  8. Interest Coverage = 3.00

Important facts investors should be aware in regards to investing in MLP's

Payout ratios are not that important when it comes to MLPS generally pay a majority of their cash flow as distributions. Payout ratios are calculated by dividing the dividend/distribution rate by the net income per share, and this is why the payout ratio for MLPs is often higher than 100%. The more important ratio to focus on is the cash flow per unit. If one focuses on the cash flow per unit, one will see that in most cases, it exceeds the distribution declared per unit.

MLPs are not taxed like regular corporations because they pay out a large portion of their income to partners (as an investor you are basically a partner and are allocated units instead of shares) usually through quarterly distributions. The burden is thus shifted to the partners who are taxed at their ordinary income rates. As ordinary income tax rates of investors are typically lower than the income tax assessed on corporations, this arrangement is advantageous to the MLPs and generally most investors.

MLPs issue a Schedule K-1 to their investors. Unrelated business income (UBI) above $1,000 is taxable in an IRA. This information will appear Box 20 in the schedule K-1. UBI is typically a very small number usually well below $1000 and in some cases negative. If the MLP pays out distributions in excess of the income it generates, the distribution is classified as a "return of capital" and tax deferred until you sell your units. For more information, on this topic investors can visit the National Association of Publicly Traded Partnerships.
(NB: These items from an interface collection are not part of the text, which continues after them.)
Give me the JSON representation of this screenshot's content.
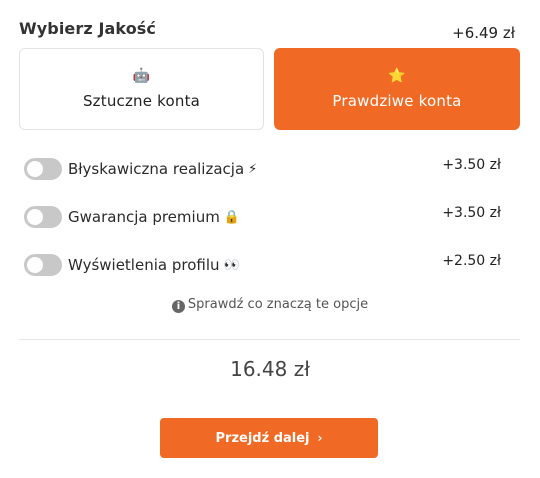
{
  "quality": {
    "title": "Wybierz Jakość",
    "price": "+6.49 zł",
    "options": [
      {
        "icon": "🤖",
        "label": "Sztuczne konta",
        "selected": false
      },
      {
        "icon": "⭐",
        "label": "Prawdziwe konta",
        "selected": true
      }
    ]
  },
  "addons": [
    {
      "label": "Błyskawiczna realizacja",
      "emoji": "⚡",
      "price": "+3.50 zł",
      "enabled": false
    },
    {
      "label": "Gwarancja premium",
      "emoji": "🔒",
      "price": "+3.50 zł",
      "enabled": false
    },
    {
      "label": "Wyświetlenia profilu",
      "emoji": "👀",
      "price": "+2.50 zł",
      "enabled": false
    }
  ],
  "info": {
    "icon": "info-icon",
    "text": "Sprawdź co znaczą te opcje"
  },
  "total": "16.48 zł",
  "next_button": {
    "label": "Przejdź dalej",
    "icon": "›"
  },
  "colors": {
    "accent": "#f06a25",
    "toggle_off": "#c8c8c8",
    "border": "#e3e3e3"
  }
}
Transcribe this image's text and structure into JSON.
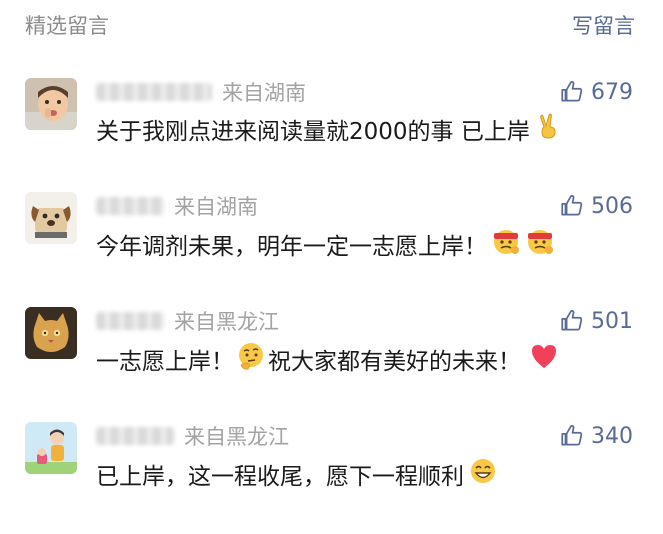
{
  "header": {
    "title": "精选留言",
    "write_label": "写留言"
  },
  "comments": [
    {
      "location": "来自湖南",
      "likes": "679",
      "text": "关于我刚点进来阅读量就2000的事 已上岸",
      "emojis": [
        "victory-hand-emoji"
      ]
    },
    {
      "location": "来自湖南",
      "likes": "506",
      "text": "今年调剂未果，明年一定一志愿上岸！",
      "emojis": [
        "determined-face-emoji",
        "determined-face-emoji"
      ]
    },
    {
      "location": "来自黑龙江",
      "likes": "501",
      "text_before": "一志愿上岸！",
      "text_after": "祝大家都有美好的未来！",
      "emojis": [
        "thinking-face-emoji",
        "red-heart-emoji"
      ]
    },
    {
      "location": "来自黑龙江",
      "likes": "340",
      "text": "已上岸，这一程收尾，愿下一程顺利",
      "emojis": [
        "grinning-face-emoji"
      ]
    }
  ],
  "colors": {
    "link": "#576b95",
    "muted": "#a3a3a3",
    "text": "#1a1a1a"
  }
}
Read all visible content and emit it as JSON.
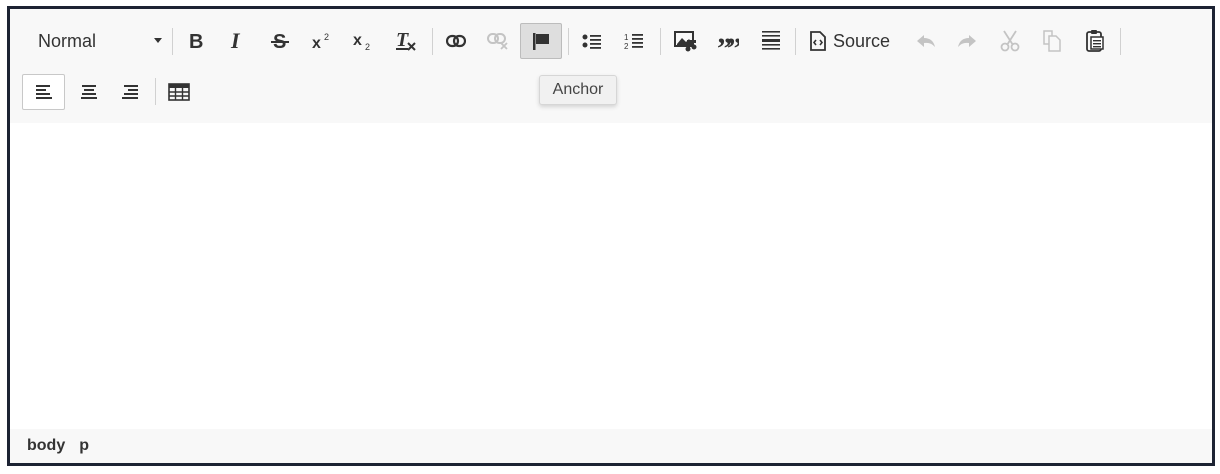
{
  "toolbar": {
    "format_value": "Normal",
    "buttons": {
      "bold": "Bold",
      "italic": "Italic",
      "strike": "Strikethrough",
      "superscript": "Superscript",
      "subscript": "Subscript",
      "remove_format": "Remove Format",
      "link": "Link",
      "unlink": "Unlink",
      "anchor": "Anchor",
      "bulleted_list": "Insert/Remove Bulleted List",
      "numbered_list": "Insert/Remove Numbered List",
      "image": "Image",
      "blockquote": "Block Quote",
      "horizontal_line": "Insert Horizontal Line",
      "source": "Source",
      "undo": "Undo",
      "redo": "Redo",
      "cut": "Cut",
      "copy": "Copy",
      "paste": "Paste",
      "align_left": "Align Left",
      "align_center": "Center",
      "align_right": "Align Right",
      "table": "Table"
    },
    "source_label": "Source"
  },
  "tooltip": {
    "text": "Anchor"
  },
  "pathbar": {
    "items": [
      "body",
      "p"
    ]
  },
  "colors": {
    "border": "#1d2333",
    "toolbar_bg": "#f8f8f8",
    "active_bg": "#dedede",
    "disabled": "#c4c4c4"
  }
}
Conclusion

The markets are still in a corrective phase so investors can use pullbacks to deploy money into new positions. We expect the markets to generally trend upwards until about August at which point they could potentially put in another multi month top.

Disclosure:

I have no positions in any stocks mentioned, and no plans to initiate any positions within the next 72 hours.

Additional disclosure: EPS and Price Vs industry charts obtained from zacks.com. A major portion of the historical data used in this article was obtained from zacks.com.

Disclaimer: It is imperative that you do your due diligence and then determine if the above plays meets with your risk tolerance levels. The Latin maxim caveat emptor applies-let the buyer beware.

Source: An Interesting Array Of Dividend Plays To Consider For Your Portfolio